## Work to be completed
Check every line of the material below for the string "were", and return the ones that have it.

## Record extracts
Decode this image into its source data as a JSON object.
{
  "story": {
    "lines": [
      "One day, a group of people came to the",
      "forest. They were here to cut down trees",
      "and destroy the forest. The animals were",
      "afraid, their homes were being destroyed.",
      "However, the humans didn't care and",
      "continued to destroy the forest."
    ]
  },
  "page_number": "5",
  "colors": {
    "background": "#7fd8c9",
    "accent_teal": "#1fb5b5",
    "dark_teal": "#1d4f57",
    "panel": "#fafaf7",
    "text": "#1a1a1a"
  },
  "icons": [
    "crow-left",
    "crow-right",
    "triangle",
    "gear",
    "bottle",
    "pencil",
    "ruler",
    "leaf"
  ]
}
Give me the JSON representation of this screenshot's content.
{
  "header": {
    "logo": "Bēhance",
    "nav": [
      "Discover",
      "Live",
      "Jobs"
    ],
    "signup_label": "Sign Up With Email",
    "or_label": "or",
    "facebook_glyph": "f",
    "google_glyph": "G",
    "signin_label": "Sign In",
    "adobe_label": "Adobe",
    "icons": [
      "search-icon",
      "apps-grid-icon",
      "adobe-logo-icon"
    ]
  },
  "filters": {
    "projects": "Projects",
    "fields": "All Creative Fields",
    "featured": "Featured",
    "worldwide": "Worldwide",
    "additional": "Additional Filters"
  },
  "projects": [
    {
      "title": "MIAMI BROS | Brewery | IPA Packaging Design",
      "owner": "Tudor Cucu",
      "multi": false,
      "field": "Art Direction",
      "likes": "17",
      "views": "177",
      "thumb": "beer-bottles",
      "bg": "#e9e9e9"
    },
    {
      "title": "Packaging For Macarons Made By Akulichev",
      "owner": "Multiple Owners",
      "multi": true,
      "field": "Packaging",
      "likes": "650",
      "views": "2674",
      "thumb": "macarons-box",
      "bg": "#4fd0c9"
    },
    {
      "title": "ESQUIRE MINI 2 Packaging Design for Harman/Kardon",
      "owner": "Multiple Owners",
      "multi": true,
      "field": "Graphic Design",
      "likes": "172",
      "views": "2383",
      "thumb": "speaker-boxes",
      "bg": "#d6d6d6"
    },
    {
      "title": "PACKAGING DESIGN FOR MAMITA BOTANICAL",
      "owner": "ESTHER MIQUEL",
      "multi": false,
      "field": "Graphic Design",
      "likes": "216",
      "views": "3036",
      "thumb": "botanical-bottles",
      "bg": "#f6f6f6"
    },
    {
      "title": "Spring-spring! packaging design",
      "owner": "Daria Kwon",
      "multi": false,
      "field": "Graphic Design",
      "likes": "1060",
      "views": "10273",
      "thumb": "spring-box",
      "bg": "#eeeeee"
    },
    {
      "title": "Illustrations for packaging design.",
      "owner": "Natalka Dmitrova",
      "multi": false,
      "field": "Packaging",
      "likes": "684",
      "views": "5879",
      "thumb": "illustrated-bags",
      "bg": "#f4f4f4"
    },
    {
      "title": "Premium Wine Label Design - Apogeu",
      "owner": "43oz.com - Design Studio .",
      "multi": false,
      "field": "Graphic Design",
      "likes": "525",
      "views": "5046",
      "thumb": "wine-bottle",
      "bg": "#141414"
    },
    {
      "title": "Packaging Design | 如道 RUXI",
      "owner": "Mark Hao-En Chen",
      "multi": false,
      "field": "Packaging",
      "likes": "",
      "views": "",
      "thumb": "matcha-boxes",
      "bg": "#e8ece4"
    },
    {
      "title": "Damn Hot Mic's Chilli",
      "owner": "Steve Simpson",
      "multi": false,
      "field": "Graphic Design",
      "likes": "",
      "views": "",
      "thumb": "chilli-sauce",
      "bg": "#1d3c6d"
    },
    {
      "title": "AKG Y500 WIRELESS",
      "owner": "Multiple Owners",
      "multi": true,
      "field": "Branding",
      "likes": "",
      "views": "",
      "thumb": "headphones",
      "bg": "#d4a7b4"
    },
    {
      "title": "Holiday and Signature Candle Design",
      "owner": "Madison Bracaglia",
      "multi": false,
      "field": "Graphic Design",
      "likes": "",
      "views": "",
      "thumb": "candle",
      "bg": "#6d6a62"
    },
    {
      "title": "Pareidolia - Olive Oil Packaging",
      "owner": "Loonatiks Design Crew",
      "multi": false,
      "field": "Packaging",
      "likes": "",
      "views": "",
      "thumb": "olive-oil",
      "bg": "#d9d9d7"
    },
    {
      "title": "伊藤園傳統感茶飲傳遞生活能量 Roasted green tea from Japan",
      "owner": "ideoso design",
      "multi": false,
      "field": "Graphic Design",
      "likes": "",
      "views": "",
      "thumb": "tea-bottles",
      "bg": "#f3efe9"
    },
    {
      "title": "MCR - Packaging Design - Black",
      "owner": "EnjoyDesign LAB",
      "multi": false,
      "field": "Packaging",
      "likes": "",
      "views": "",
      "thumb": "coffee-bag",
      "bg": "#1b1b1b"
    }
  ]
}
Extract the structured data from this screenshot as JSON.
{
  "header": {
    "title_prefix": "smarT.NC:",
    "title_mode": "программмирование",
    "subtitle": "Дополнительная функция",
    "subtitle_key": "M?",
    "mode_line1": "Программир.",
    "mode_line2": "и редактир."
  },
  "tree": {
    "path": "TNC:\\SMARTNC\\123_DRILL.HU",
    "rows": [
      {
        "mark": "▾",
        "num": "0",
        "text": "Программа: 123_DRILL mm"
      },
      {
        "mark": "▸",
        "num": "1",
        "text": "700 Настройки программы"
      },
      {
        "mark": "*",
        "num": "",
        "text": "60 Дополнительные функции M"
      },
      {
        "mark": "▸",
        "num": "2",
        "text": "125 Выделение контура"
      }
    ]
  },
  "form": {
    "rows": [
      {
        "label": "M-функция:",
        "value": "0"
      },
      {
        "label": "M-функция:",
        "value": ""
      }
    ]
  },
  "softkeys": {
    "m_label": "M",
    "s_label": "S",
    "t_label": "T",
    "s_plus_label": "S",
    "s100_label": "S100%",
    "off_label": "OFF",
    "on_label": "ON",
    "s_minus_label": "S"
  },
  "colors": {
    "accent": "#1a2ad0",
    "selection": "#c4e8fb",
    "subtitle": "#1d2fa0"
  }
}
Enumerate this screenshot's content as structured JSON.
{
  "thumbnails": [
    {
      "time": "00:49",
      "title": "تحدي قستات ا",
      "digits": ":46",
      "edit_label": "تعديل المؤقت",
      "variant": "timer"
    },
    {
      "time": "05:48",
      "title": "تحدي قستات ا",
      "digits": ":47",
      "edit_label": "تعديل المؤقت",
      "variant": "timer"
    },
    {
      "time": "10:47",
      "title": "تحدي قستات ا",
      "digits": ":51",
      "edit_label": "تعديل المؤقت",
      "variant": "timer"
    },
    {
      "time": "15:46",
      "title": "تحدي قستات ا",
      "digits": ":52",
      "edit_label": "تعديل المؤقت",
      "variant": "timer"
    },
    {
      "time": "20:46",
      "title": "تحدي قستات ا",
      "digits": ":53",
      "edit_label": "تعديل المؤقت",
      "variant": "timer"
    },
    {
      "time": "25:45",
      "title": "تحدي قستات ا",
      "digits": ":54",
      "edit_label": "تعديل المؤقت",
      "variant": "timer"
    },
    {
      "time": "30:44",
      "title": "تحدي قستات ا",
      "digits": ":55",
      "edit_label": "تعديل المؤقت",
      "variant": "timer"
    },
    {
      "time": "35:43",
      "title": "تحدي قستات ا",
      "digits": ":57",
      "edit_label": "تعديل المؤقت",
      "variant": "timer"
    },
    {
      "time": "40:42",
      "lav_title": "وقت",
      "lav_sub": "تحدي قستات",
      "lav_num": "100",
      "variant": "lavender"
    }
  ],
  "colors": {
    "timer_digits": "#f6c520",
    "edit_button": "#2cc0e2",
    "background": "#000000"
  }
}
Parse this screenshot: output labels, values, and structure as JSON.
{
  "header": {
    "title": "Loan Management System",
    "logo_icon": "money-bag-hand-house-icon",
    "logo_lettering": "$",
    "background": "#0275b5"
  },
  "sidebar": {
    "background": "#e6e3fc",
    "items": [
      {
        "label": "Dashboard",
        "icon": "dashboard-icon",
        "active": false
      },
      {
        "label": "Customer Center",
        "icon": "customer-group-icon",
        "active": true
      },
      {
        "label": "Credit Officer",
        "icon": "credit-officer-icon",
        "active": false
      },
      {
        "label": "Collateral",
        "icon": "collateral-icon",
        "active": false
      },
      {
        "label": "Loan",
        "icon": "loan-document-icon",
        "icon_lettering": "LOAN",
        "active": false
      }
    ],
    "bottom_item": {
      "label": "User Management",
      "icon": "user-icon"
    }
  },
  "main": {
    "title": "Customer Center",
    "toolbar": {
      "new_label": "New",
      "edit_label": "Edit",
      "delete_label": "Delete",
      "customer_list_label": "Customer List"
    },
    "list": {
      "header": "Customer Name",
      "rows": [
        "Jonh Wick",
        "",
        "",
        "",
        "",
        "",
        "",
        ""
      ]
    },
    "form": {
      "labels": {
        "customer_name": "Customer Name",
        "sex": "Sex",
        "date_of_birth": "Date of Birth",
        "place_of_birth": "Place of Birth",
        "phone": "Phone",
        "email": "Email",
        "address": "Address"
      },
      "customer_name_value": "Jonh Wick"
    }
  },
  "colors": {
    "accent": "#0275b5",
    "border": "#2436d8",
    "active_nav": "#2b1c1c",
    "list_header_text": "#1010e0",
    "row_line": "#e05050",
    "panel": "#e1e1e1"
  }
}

## Answer to the problem
      "forest. They were here to cut down trees",
      "and destroy the forest. The animals were",
      "afraid, their homes were being destroyed.",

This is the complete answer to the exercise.